As he did that on the battlefield at Omdurman, so too he did it even in his first years in Parliament. In this passage from his book of speeches on the subject, note how his support for the issue — vigorous enough for him to publish an entire book on the subject — is nonetheless tempered and nuanced. Free Trade is a condition of progress; it is an aid to progress; it is a herald of progress; but it is not progress.
Something more than that is needed. Free Trade will never be securely defended by a purely negative policy. It is quite true that the combined influences of free imports and natural advantages have produced in this country a much greater accumulation of wealth… But we shall make ourselves ridiculous if we go about saying, in a world with so much squalor and misery, how happy, how wealthy, how contented, how luxurious we are.
We must produce, if we are successfully to defend Free Trade, a positive and practical policy of social reform. Which brings me to a suitable prop. This is another pencil cartoon by Edward Tennyson Reed, but this one is the original drawing from in a circa s frame. Churchill was 33 years old. He had been the Liberal Member of Parliament for Manchester Northwest since the General Election, but was forced to stand again for the seat in , following his appointment as President of the Board of Trade — a Cabinet post.

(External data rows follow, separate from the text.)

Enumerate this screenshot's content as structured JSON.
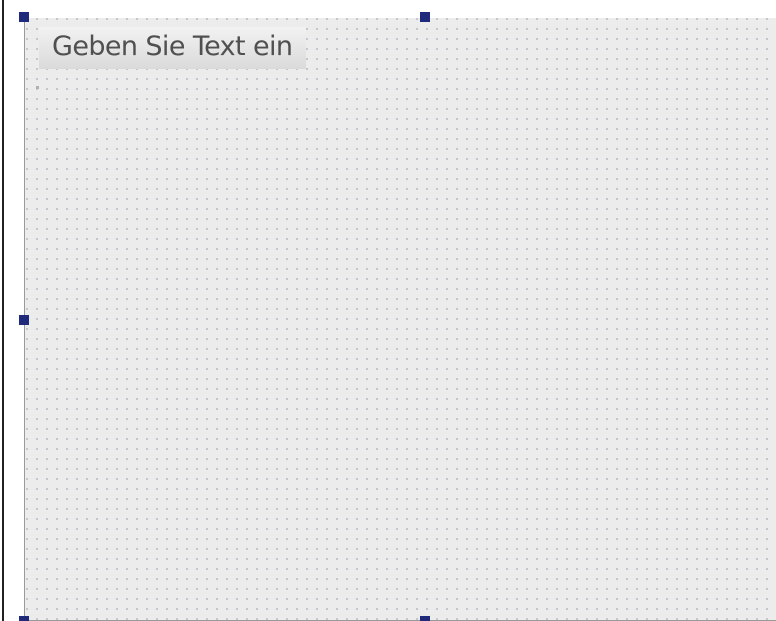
{
  "form": {
    "menu_placeholder": "Geben Sie Text ein"
  },
  "colors": {
    "canvas": "#ececec",
    "grid_dot": "#b9b9c4",
    "handle": "#1f2a7a",
    "menu_text": "#505050"
  },
  "icons": {
    "selection_handles": "square-handle-icon"
  }
}
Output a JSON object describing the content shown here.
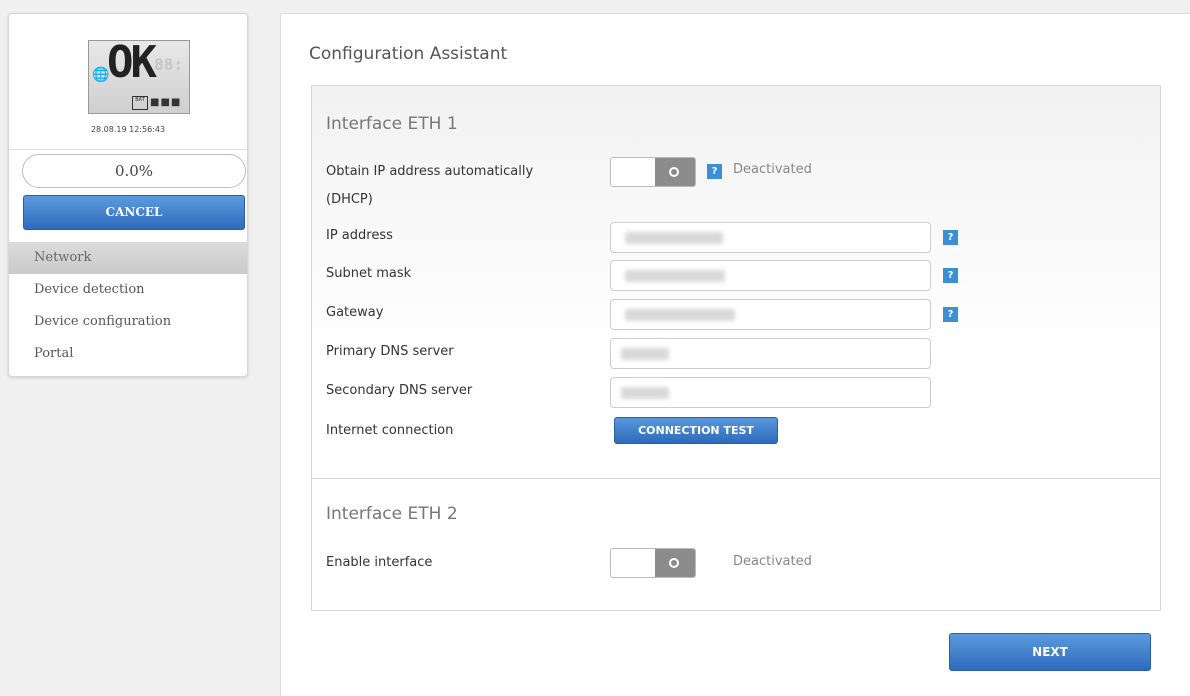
{
  "sidebar": {
    "lcd_text": "OK",
    "lcd_ghost": "88:",
    "battery_label": "BAT",
    "status_dots": "■■■",
    "timestamp": "28.08.19 12:56:43",
    "progress": "0.0%",
    "progress_value": 0.0,
    "cancel_label": "CANCEL",
    "nav": [
      {
        "label": "Network",
        "active": true
      },
      {
        "label": "Device detection",
        "active": false
      },
      {
        "label": "Device configuration",
        "active": false
      },
      {
        "label": "Portal",
        "active": false
      }
    ],
    "icons": {
      "globe": "globe-icon"
    }
  },
  "main": {
    "title": "Configuration Assistant",
    "eth1": {
      "title": "Interface ETH 1",
      "dhcp_label_line1": "Obtain IP address automatically",
      "dhcp_label_line2": "(DHCP)",
      "dhcp_status": "Deactivated",
      "ip_label": "IP address",
      "subnet_label": "Subnet mask",
      "gateway_label": "Gateway",
      "dns1_label": "Primary DNS server",
      "dns2_label": "Secondary DNS server",
      "internet_label": "Internet connection",
      "conn_test_label": "CONNECTION TEST",
      "help_glyph": "?"
    },
    "eth2": {
      "title": "Interface ETH 2",
      "enable_label": "Enable interface",
      "enable_status": "Deactivated"
    },
    "next_label": "NEXT"
  },
  "colors": {
    "accent": "#2e6bbd",
    "help": "#3a8fd6",
    "toggle_off": "#8c8c8c"
  }
}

Churchill lost the election to the Conservative candidate largely because of his support of Free Trade. I love this cartoon. Churchill would be bucked many times by public opinion — and just as many times he would climb right back in the saddle. Published in November , My African Journey , was a travelogue written by Churchill while he was serving as Undersecretary of State for the Colonies. But to appreciate all these charms the traveler should come from the North. He should see the hot stones of Malta, baking and glistening on a steel-blue Mediterranean.

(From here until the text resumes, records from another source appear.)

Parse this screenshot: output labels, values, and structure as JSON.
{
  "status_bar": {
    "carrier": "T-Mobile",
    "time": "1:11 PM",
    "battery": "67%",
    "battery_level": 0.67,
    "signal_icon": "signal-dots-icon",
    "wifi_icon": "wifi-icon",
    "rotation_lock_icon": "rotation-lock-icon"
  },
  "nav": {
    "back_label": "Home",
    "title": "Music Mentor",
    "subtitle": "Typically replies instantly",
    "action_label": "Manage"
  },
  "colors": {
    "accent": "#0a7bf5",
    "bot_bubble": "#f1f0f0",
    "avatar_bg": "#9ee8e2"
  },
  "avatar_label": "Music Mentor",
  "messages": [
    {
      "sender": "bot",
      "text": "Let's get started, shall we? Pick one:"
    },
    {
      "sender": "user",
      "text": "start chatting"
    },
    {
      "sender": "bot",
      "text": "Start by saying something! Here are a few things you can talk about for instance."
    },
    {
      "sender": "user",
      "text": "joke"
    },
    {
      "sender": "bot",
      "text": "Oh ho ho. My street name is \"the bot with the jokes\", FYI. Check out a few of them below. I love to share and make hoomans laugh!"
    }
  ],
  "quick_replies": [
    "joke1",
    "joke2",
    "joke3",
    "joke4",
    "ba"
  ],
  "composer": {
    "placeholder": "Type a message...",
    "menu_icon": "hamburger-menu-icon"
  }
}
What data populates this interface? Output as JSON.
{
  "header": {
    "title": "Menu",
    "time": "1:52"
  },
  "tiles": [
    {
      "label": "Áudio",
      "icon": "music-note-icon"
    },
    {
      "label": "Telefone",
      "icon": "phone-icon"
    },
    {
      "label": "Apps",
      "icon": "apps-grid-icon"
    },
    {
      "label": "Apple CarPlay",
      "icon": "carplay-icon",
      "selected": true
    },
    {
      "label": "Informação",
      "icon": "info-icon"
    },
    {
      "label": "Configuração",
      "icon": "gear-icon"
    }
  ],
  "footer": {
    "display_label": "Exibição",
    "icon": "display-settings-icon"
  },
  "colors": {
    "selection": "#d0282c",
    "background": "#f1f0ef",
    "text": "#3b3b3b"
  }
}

Something more than the moment. In a essay — published nearly 14 years before the Allies would drop the atomic bomb on Hiroshima — Churchill wrote:. The brain of a modern man does not differ in essentials from that of the human beings who fought and loved here millions of years ago… We have the spectacle of the powers and weapons of man far outstripping the march of his intelligence; we have the march of his intelligence proceeding far more rapidly than the development of his nobility.
To be sure, not all was philosophy and history. Churchill was a politician by vocation and pugnacious by temperament. So his wit and tongue were sharp. And when he was wrong or intemperate or vulgar, it was with Churchillian panache. Even the unflappable Gandhi was pricked and goaded. During his days as a young reformer and lion of the Liberal Party, Churchill said of Joseph Chamberlain:.

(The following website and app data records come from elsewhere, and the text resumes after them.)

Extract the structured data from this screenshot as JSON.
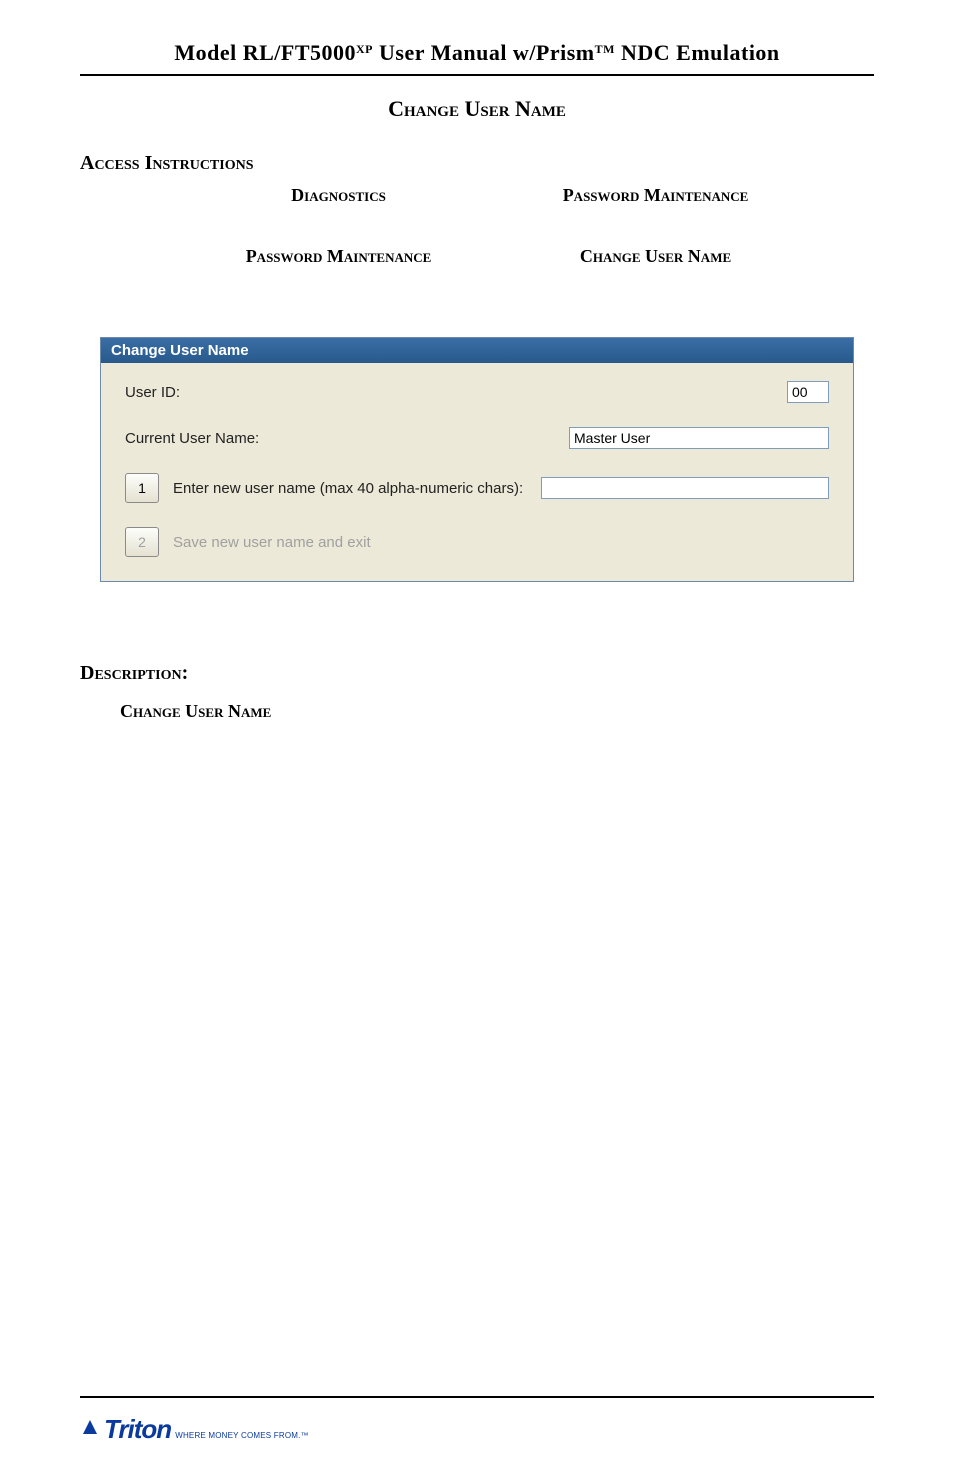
{
  "header": {
    "title_pre": "Model RL/FT5000",
    "title_sup1": "XP",
    "title_mid": " User Manual w/Prism",
    "title_sup2": "TM",
    "title_post": " NDC Emulation"
  },
  "page": {
    "heading": "Change User Name",
    "access_label": "Access Instructions",
    "instructions": {
      "tl": "Diagnostics",
      "tr": "Password Maintenance",
      "bl": "Password Maintenance",
      "br": "Change User Name"
    }
  },
  "window": {
    "title": "Change User Name",
    "user_id_label": "User ID:",
    "user_id_value": "00",
    "current_user_name_label": "Current User Name:",
    "current_user_name_value": "Master User",
    "row1_btn": "1",
    "row1_label": "Enter new user name (max 40 alpha-numeric chars):",
    "row1_value": "",
    "row2_btn": "2",
    "row2_label": "Save new user name and exit"
  },
  "description": {
    "label": "Description:",
    "emph": "Change User Name"
  },
  "footer": {
    "brand": "Triton",
    "tagline": "WHERE MONEY COMES FROM.™"
  }
}
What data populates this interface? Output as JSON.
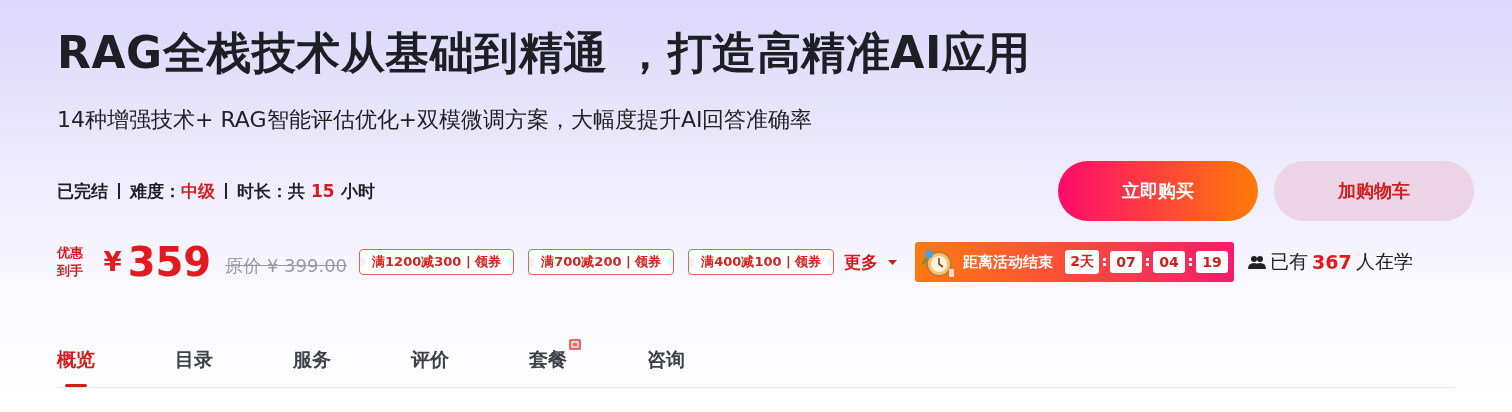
{
  "title": "RAG全栈技术从基础到精通 ，打造高精准AI应用",
  "subtitle": "14种增强技术+ RAG智能评估优化+双模微调方案，大幅度提升AI回答准确率",
  "meta": {
    "status": "已完结",
    "difficulty_label": "难度：",
    "difficulty": "中级",
    "duration_label": "时长：共",
    "duration": "15",
    "duration_unit": "小时"
  },
  "buttons": [
    {
      "label": "立即购买",
      "kind": "primary"
    },
    {
      "label": "加购物车",
      "kind": "secondary"
    }
  ],
  "price": {
    "label": "优惠到手",
    "currency": "¥",
    "value": "359",
    "original": "原价 ¥ 399.00"
  },
  "coupons": [
    {
      "label": "满1200减300 | 领券"
    },
    {
      "label": "满700减200 | 领券"
    },
    {
      "label": "满400减100 | 领券"
    }
  ],
  "more": "更多",
  "countdown": {
    "label": "距离活动结束",
    "days": "2天",
    "hours": "07",
    "minutes": "04",
    "seconds": "19"
  },
  "learners": {
    "prefix": "已有",
    "count": "367",
    "suffix": "人在学"
  },
  "tabs": [
    {
      "label": "概览",
      "selected": true,
      "badge": false
    },
    {
      "label": "目录",
      "selected": false,
      "badge": false
    },
    {
      "label": "服务",
      "selected": false,
      "badge": false
    },
    {
      "label": "评价",
      "selected": false,
      "badge": false
    },
    {
      "label": "套餐",
      "selected": false,
      "badge": true
    },
    {
      "label": "咨询",
      "selected": false,
      "badge": false
    }
  ]
}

Churchill had a reputation for gallantry toward women, but with proper provocation even a woman could receive a full Churchillian fusillade.
Never Give In
But tomorrow I shall be sober and you will still be ugly. It may be no credit to Churchill that he was, in fact, paraphrasing W. In the interests of history, I should point out that Churchill was just tired, not drunk, and Bessie — well Bessie really was not a pretty woman.